Many organizations want to harness the power of IT to improve existing processes or to solve vexing business problems. In this article, I will outline 10 items you should consider as you undertake business process improvement (BPI) projects in your own company.
1: Start at the top with executive support and good governance
Although organizations might begin a BPI initiative with the intent to correct a single issue, these initiatives can quickly take on a life of their own. Further, because change can be difficult for some, it is in the organization's best interests to ensure that BPI projects be chartered and blessed by its senior leadership. With this kind of visibility, there may still be angst, but the improvement group will have the authority it needs to make changes to the business.
2: Identify the problem(s)
When beginning a BPI project, don't just attack something that looks wrong. Carefully analyze the organization's current pain points — perhaps sales are down, customer satisfaction with support is poor, or costs to handle a certain function have skyrocketed — and then determine which problems deserve the most immediate attention.
3: Don't forget how processes interact — think global while acting local
While many processes stand alone, the chances are good that every process is a part of a bigger whole. As your team begins to consider the process at hand, don't lose sight of how that process integrates with everything else. Plan for it. Make sure that you're not making something else worse in an effort to solve a different problem. This may mean attacking multiple processes at once in some cases. As you plan for improvements, step back and from a high level, try to determine what will happen once proposed changes are made.
4: Look for immediate time savings
In one BPI project I led, in our very first meeting, we did a quick, high-level process mapping to ensure that we have all of the process stakeholders in the room. During that meeting, we discovered that one of the process owners was spending about two days per month creating reports for the next process owner in the chain and had been doing so for years. The catch? The reports were never used. The person received them and simply discarded them. Without a second thought, we nixed that step of the process before we made any other changes. So there was an immediate, tangible benefit resulting from the time we spent simply talking about the process.
This brings up a related point: You might not have to be too formal in your efforts. Sometimes, just a bit of communication can yield huge time savings.
5: Make sure the right people are involved
This is a step that I can't stress enough: Make sure you include everyone who has a stake in the process. If you don't, your efforts will fail. Those excluded will know they've been excluded and will resist any proposed changes. Further, your efforts won't be as complete as they otherwise could be.
Again, another related point: Just because someone is involved doesn't mean that that person will cooperate. I've been involved in BPI efforts with people who were less than cooperative, and it really affects the possible outcomes. In every organization, I believe that people have a responsibility for improving the workplace, which should be included in annual performance reviews. If someone is truly combative just to resist the change, it should be reflected there. That said, if people have valid points and you simply don't agree, don't punish them! The goal here is inclusiveness, not divisiveness.

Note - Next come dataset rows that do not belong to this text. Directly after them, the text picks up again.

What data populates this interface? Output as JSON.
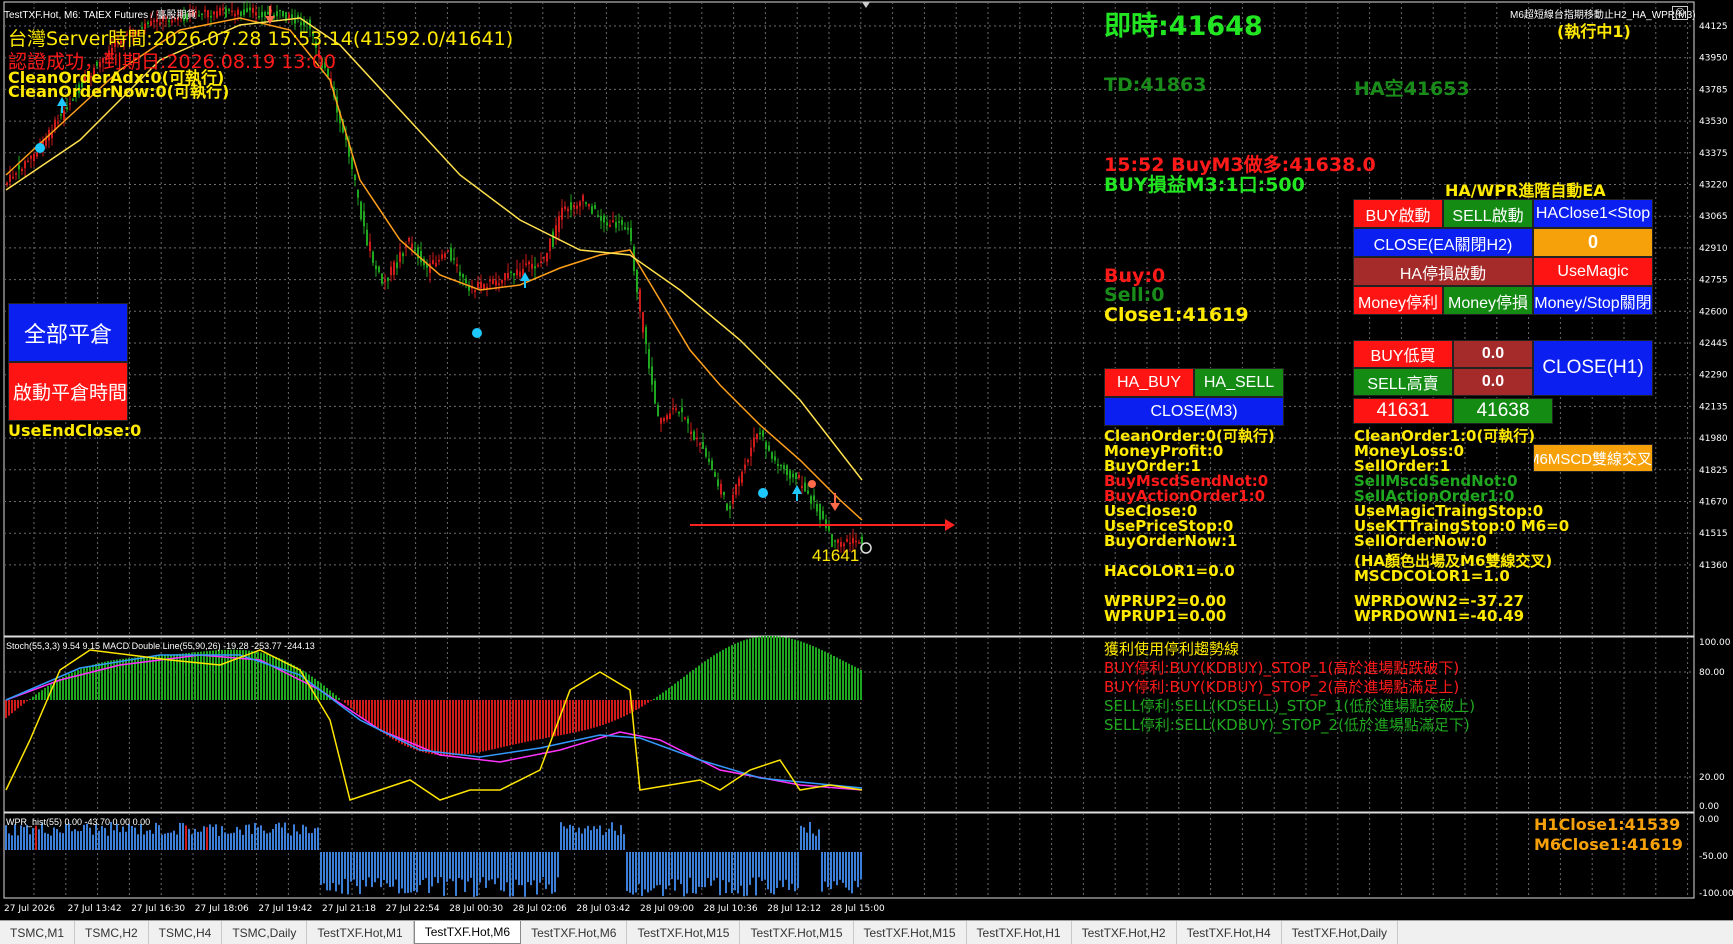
{
  "window": {
    "chart_title": "TestTXF.Hot, M6:  TAIEX Futures / 臺股期貨",
    "ea_title": "M6超短線台指期移動止H2_HA_WPR(M3)",
    "ea_status": "(執行中1)"
  },
  "header": {
    "server_time": "台灣Server時間:2026.07.28 15:53:14(41592.0/41641)",
    "auth": "認證成功，到期日:2026.08.19 13:00",
    "clean_order_adx": "CleanOrderAdx:0(可執行)",
    "clean_order_now": "CleanOrderNow:0(可執行)"
  },
  "left_panel": {
    "close_all_label": "全部平倉",
    "close_time_label": "啟動平倉時間",
    "use_end_close": "UseEndClose:0"
  },
  "info": {
    "realtime": "即時:41648",
    "td": "TD:41863",
    "ha_empty": "HA空41653",
    "buy_signal": "15:52 BuyM3做多:41638.0",
    "buy_pnl": "BUY損益M3:1口:500",
    "buy_count": "Buy:0",
    "sell_count": "Sell:0",
    "close1": "Close1:41619"
  },
  "ea_panel": {
    "title": "HA/WPR進階自動EA",
    "buttons": {
      "buy_start": "BUY啟動",
      "sell_start": "SELL啟動",
      "haclose_stop": "HAClose1<Stop",
      "close_ea": "CLOSE(EA關閉H2)",
      "zero": "0",
      "ha_stop": "HA停損啟動",
      "use_magic": "UseMagic",
      "money_profit": "Money停利",
      "money_loss": "Money停損",
      "money_stop_close": "Money/Stop關閉",
      "ha_buy": "HA_BUY",
      "ha_sell": "HA_SELL",
      "close_m3": "CLOSE(M3)",
      "buy_low": "BUY低買",
      "buy_low_val": "0.0",
      "sell_high": "SELL高賣",
      "sell_high_val": "0.0",
      "close_h1": "CLOSE(H1)",
      "price_a": "41631",
      "price_b": "41638",
      "mscd_cross": "M6MSCD雙線交叉"
    }
  },
  "status_left": [
    "CleanOrder:0(可執行)",
    "MoneyProfit:0",
    "BuyOrder:1",
    "BuyMscdSendNot:0",
    "BuyActionOrder1:0",
    "UseClose:0",
    "UsePriceStop:0",
    "BuyOrderNow:1",
    "HACOLOR1=0.0",
    "WPRUP2=0.00",
    "WPRUP1=0.00"
  ],
  "status_right": [
    "CleanOrder1:0(可執行)",
    "MoneyLoss:0",
    "SellOrder:1",
    "SellMscdSendNot:0",
    "SellActionOrder1:0",
    "UseMagicTraingStop:0",
    "UseKTTraingStop:0  M6=0",
    "SellOrderNow:0",
    "(HA顏色出場及M6雙線交叉)",
    "MSCDCOLOR1=1.0",
    "WPRDOWN2=-37.27",
    "WPRDOWN1=-40.49"
  ],
  "stop_rules": [
    "獲利使用停利趨勢線",
    "BUY停利:BUY(KDBUY)_STOP_1(高於進場點跌破下)",
    "BUY停利:BUY(KDBUY)_STOP_2(高於進場點滿足上)",
    "SELL停利:SELL(KDSELL)_STOP_1(低於進場點突破上)",
    "SELL停利:SELL(KDBUY)_STOP_2(低於進場點滿足下)"
  ],
  "bottom_right": {
    "h1_close": "H1Close1:41539",
    "m6_close": "M6Close1:41619"
  },
  "price_marker": "41641",
  "indicators": {
    "stoch_macd_header": "Stoch(55,3,3) 9.54 9.15 MACD Double Line(55,90,26) -19.28 -253.77 -244.13",
    "wpr_header": "WPR_hist(55) 0.00 -43.70 0.00 0.00"
  },
  "price_axis": [
    "44125",
    "43950",
    "43785",
    "43530",
    "43375",
    "43220",
    "43065",
    "42910",
    "42755",
    "42600",
    "42445",
    "42290",
    "42135",
    "41980",
    "41825",
    "41670",
    "41515",
    "41360"
  ],
  "stoch_axis": [
    "100.00",
    "80.00",
    "20.00",
    "0.00"
  ],
  "wpr_axis": [
    "0.00",
    "-50.00",
    "-100.00"
  ],
  "time_axis": [
    "27 Jul 2026",
    "27 Jul 13:42",
    "27 Jul 16:30",
    "27 Jul 18:06",
    "27 Jul 19:42",
    "27 Jul 21:18",
    "27 Jul 22:54",
    "28 Jul 00:30",
    "28 Jul 02:06",
    "28 Jul 03:42",
    "28 Jul 09:00",
    "28 Jul 10:36",
    "28 Jul 12:12",
    "28 Jul 15:00"
  ],
  "tabs": [
    "TSMC,M1",
    "TSMC,H2",
    "TSMC,H4",
    "TSMC,Daily",
    "TestTXF.Hot,M1",
    "TestTXF.Hot,M6",
    "TestTXF.Hot,M6",
    "TestTXF.Hot,M15",
    "TestTXF.Hot,M15",
    "TestTXF.Hot,M15",
    "TestTXF.Hot,H1",
    "TestTXF.Hot,H2",
    "TestTXF.Hot,H4",
    "TestTXF.Hot,Daily"
  ],
  "active_tab_index": 5,
  "colors": {
    "yellow": "#ffea00",
    "green_text": "#1db41d",
    "red_text": "#ff1a1a",
    "bull": "#1fa81f",
    "bear": "#d11a1a",
    "grid": "#6b6b6b"
  }
}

6: Formally map processes under review
This is another step I consider essential. A visual representation of a process helps everyone understand exactly how the process operates, who operates it at particular points along the line, and where that process intersects with other processes and services.
Visio has great templates for process mapping, but there are also excellent stand-alone tools designed for just this purpose, which may be better for particularly complex or involved processes.
With the process map, it becomes easier to make decisions with everyone on the same page.
7: Spend time on what-if scenarios
Don't just come up with a new process and lock it in. Consider every what-if scenario you can think of to try to break the process. Just like software testing, the goal here is to identify weaknesses so that you can shore things up. The more time you spend testing processes, the better the outcome will be.
8: Figure out your measuring stick
If you can't measure it, you can't fix it. You must identify the metrics by which you will gauge BPI project success. The "pain" metric was probably determined when you figured out which processes to attack first, but the success metric should also be targeted. For example, are you trying to reduce customer on-hold time for support to two minutes or less? Whatever your metric is, define it and measure success against it.
9: Don't assume automation
When people hear "business process improvement," they often just assume that is code for "IT is going to automate the process." That's certainly not always the case, although IT systems will often play a large role in these efforts. It's just as likely that non-IT-focused efforts will play as big a role as — or a bigger role than — IT-based systems.
I include this step so that you don't limit yourself. Think outside the system!
10: Look for common chokepoints between disparate processes
As processes intersect, look for places where many processes tend to break down. This is related to "thinking global" and requires people who can look at the organization from a very high level while at the same time, deep-dive into its guts to see how it ticks.
Since 1994, Scott Lowe has been providing technology solutions to a variety of organizations. After spending 10 years in multiple CIO roles, Scott is now an independent consultant, blogger, author, owner of The 1610 Group, and a Senior IT Executive with CampusWorks, Inc. Scott is available for consulting, writing, and speaking engagements and can be reached at firstname.lastname@example.org.